36. Kayaking Jackson. Met up with my college buddies for our now-annual outdoor trip. We went Kayak camping around Jackson Lake in Wyoming.

37. Hetch Hetchy. I’ve spent a lot of time in the Yosemite area, but this was the first time here. Great views, great hike.

38. Canyon de Chelly. One of the benefits of road trips is running into the second tier (or worse) points of interest around the US, like National Monuments and State Parks. This is one that I pulled into just because I was driving by. Loved it.


39. Warriors Championship. Biggest moment for me was watching their body language change mid-Finals as it became clear they felt they had figured out how to defend the Celtics.

40. Cooperstown. First time. IMO, Bonds and Rose should be in.

41. Harlem Crit. I’d become a fan of YouTube videos of an LA cycling team, Legion. So I got to watch them in person doing a criterium around Harlem. In person, cycling is nuts to watch.

42. Wembanyama. Part of our Paris trip involved getting tickets to see him play for the local Paris basketball team. He’s 7'4 with an 8' wingspan and he can shoot. Wild to watch him shoot over people at will and throw passes while reaching around multiple defenders at once.


43. Zwift: road 2035

44. Upgraded my bike computer to a Garmin Edge 830. Nice.

Favorite Books, TV & Movies

45. Murderbot. For me, I read this through the lens of an autistic cousin who also struggles at work.

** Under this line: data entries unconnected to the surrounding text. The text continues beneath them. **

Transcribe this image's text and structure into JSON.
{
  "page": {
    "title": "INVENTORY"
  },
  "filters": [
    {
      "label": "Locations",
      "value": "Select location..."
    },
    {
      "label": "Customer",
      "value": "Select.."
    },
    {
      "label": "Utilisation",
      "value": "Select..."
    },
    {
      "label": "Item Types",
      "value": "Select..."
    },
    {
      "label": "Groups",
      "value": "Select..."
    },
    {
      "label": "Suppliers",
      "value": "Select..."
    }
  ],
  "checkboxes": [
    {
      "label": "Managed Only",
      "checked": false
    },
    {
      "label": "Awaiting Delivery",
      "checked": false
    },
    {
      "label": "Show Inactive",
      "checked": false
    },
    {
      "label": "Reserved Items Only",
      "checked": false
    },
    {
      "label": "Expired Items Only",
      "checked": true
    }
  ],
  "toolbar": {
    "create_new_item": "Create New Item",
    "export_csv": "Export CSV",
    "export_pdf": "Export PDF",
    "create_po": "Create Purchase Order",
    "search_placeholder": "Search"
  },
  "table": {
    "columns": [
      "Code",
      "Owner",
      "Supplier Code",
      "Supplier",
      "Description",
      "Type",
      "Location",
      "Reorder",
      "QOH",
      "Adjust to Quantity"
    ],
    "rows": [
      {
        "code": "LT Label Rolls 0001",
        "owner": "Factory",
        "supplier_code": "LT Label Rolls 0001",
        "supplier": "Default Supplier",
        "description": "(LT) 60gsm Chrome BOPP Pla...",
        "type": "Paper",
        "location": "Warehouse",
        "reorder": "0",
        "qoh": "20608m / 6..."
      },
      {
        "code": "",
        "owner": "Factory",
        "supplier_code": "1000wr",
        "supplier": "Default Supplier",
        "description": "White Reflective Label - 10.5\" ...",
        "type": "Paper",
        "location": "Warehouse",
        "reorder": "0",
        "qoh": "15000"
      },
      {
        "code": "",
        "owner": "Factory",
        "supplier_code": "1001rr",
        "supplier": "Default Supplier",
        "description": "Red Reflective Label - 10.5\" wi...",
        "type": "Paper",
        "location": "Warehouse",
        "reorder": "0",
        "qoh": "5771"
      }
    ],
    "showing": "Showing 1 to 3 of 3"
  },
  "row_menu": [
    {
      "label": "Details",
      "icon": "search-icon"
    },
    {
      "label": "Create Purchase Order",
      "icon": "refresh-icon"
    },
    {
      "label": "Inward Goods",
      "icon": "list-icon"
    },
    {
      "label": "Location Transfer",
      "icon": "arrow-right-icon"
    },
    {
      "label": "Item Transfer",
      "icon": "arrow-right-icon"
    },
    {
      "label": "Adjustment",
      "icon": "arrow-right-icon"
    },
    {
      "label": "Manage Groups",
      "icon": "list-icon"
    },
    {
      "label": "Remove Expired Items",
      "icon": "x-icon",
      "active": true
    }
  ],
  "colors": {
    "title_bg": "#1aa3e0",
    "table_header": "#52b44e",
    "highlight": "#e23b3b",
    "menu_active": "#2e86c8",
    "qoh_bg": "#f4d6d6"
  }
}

46. Fall. Timely book by Neil Stephenson that included a relevant background plot about rich people paying for curation. The wealthiest had the most curated Internet experiences as a competitive advantage in life. The poorest had dopamine driven, attention optimized algorithmic curation that drove them crazy. This factored into why Medium now has human curators.

47. Loved this TV: Couples Therapy, Murderville, 1899, Succession, Slow Horses

48. Get Back (beatles). I’m a sucker for behind the scenes about how people actually manufacture excellence.

48. Loved these movies: Top Gun in drive thru, The Unbearable Weight of Massive Talent, Everything Everywhere All at Once.

Home upgrades

Notable that this year didn’t include any construction.

49. Added more Wemos and pool lights

50. Chlorine. Cigar in the pool.


51. Food & Drink: Had a Negroni period. Realized Cornish game hens turn out great on the smoker. Smoked my first brisket, which is sort of a right of passage for BBQers.

52. Chess. Took the time to learn the basics of Chess.

Flying to Paris with style.
Graffiti Museum in Amsterdam
Selfies at Opus 40
View from the Empire State Building
Canyon de Chelly
Kayak camping at Jackson Lake
Derek admiring the Tetons
Kansas Rail Trail
Rituals at Lincoln Center
Eloise with her cousin in Boston
Hech Hechy
Family photo